[Exercise description] Determine the number of lines in the following entries that hold the word "true". Give only that number.

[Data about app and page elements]
--- START ---
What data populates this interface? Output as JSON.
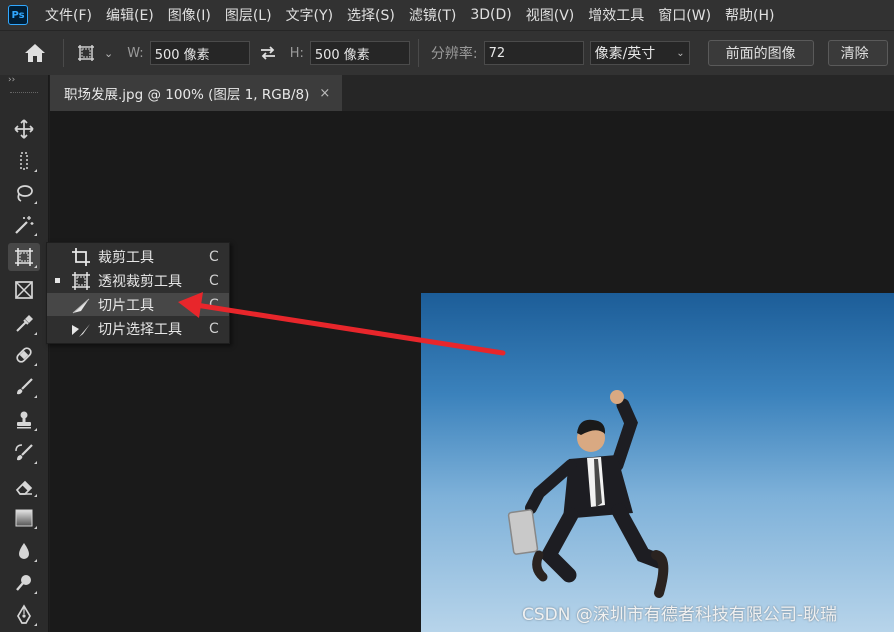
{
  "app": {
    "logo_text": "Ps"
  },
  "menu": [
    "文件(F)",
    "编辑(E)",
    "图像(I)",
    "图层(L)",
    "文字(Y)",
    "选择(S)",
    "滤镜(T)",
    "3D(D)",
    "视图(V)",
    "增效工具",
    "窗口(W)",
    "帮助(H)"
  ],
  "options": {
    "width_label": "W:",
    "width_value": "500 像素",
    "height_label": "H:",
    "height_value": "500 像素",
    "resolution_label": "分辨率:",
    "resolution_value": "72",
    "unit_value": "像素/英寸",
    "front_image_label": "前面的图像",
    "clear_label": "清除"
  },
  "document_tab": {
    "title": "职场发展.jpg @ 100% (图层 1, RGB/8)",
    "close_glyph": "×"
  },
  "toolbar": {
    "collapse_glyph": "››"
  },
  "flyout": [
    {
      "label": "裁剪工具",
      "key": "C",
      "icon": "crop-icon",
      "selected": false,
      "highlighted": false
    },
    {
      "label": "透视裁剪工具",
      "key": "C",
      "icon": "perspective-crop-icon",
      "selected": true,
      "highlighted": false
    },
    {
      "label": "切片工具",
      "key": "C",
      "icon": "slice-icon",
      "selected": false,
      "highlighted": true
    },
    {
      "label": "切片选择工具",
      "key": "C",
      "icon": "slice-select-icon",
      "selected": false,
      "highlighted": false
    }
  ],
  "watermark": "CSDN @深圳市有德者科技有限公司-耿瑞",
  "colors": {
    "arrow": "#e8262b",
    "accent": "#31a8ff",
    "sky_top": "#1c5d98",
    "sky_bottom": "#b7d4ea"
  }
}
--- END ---
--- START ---
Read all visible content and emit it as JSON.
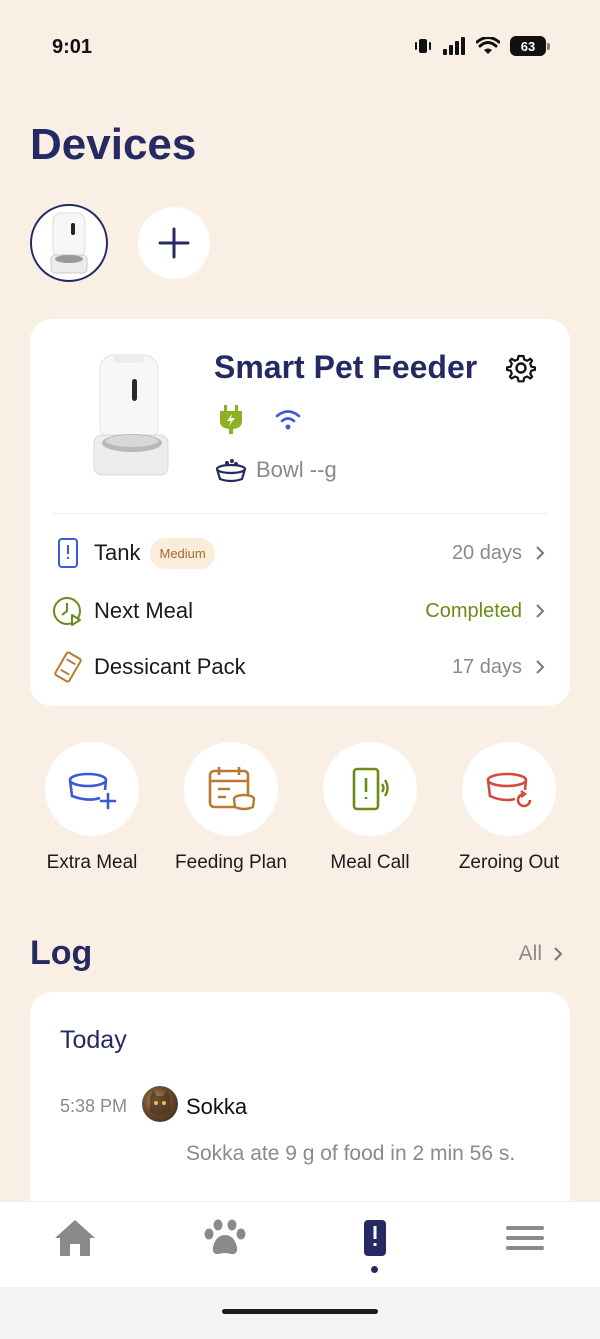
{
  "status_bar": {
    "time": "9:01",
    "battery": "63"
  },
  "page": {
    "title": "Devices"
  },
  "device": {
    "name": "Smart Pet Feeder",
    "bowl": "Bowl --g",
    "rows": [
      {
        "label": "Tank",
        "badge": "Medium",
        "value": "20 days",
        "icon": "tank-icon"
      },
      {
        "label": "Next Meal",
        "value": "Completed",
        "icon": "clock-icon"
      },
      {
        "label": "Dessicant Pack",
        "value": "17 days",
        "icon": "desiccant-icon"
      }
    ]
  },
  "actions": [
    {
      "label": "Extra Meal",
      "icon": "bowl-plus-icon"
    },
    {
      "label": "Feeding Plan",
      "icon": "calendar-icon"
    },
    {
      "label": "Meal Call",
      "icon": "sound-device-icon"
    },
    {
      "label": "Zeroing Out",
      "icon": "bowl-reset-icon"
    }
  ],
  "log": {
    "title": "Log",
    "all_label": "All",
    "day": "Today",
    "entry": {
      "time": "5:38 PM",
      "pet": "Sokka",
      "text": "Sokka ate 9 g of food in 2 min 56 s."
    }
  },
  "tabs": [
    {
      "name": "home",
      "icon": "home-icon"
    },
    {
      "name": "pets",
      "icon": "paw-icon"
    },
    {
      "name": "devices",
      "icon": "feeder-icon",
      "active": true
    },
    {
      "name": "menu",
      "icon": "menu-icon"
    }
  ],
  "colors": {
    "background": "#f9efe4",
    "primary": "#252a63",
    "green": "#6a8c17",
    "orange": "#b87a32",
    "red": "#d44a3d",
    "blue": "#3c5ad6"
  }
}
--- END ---
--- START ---
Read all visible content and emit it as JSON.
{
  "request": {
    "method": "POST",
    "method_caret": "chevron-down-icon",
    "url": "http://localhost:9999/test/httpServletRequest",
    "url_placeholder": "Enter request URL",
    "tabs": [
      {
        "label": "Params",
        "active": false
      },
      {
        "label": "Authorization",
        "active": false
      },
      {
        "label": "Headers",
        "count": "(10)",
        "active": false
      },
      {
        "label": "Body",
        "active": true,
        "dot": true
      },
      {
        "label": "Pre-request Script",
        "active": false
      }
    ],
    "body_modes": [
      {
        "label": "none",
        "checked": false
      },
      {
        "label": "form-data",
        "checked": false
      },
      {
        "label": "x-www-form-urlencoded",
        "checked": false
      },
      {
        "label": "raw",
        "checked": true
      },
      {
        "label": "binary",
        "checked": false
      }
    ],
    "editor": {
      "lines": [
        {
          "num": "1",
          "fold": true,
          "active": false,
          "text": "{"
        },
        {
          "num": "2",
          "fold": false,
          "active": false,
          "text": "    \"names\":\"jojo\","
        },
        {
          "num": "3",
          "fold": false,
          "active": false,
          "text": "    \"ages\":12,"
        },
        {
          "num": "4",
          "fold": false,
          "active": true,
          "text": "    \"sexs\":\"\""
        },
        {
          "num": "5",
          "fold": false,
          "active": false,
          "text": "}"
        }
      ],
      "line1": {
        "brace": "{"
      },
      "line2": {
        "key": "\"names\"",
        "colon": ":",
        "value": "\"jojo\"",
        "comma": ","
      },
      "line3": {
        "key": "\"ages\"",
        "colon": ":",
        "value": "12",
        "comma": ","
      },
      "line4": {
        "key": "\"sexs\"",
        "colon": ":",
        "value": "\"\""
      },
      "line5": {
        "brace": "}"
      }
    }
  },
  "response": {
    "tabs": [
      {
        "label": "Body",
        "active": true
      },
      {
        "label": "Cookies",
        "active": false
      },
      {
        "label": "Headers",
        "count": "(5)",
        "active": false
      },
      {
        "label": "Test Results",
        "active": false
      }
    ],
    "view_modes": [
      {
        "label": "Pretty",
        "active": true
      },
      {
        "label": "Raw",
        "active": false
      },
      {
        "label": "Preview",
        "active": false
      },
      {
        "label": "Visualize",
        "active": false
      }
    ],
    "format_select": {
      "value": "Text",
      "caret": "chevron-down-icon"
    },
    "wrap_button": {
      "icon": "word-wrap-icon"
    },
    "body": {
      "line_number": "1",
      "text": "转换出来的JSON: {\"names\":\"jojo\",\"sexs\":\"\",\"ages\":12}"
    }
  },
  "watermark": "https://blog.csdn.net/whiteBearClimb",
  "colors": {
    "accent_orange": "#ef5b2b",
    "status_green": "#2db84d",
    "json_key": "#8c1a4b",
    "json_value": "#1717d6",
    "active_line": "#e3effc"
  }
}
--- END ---
[Solution to this problem] 10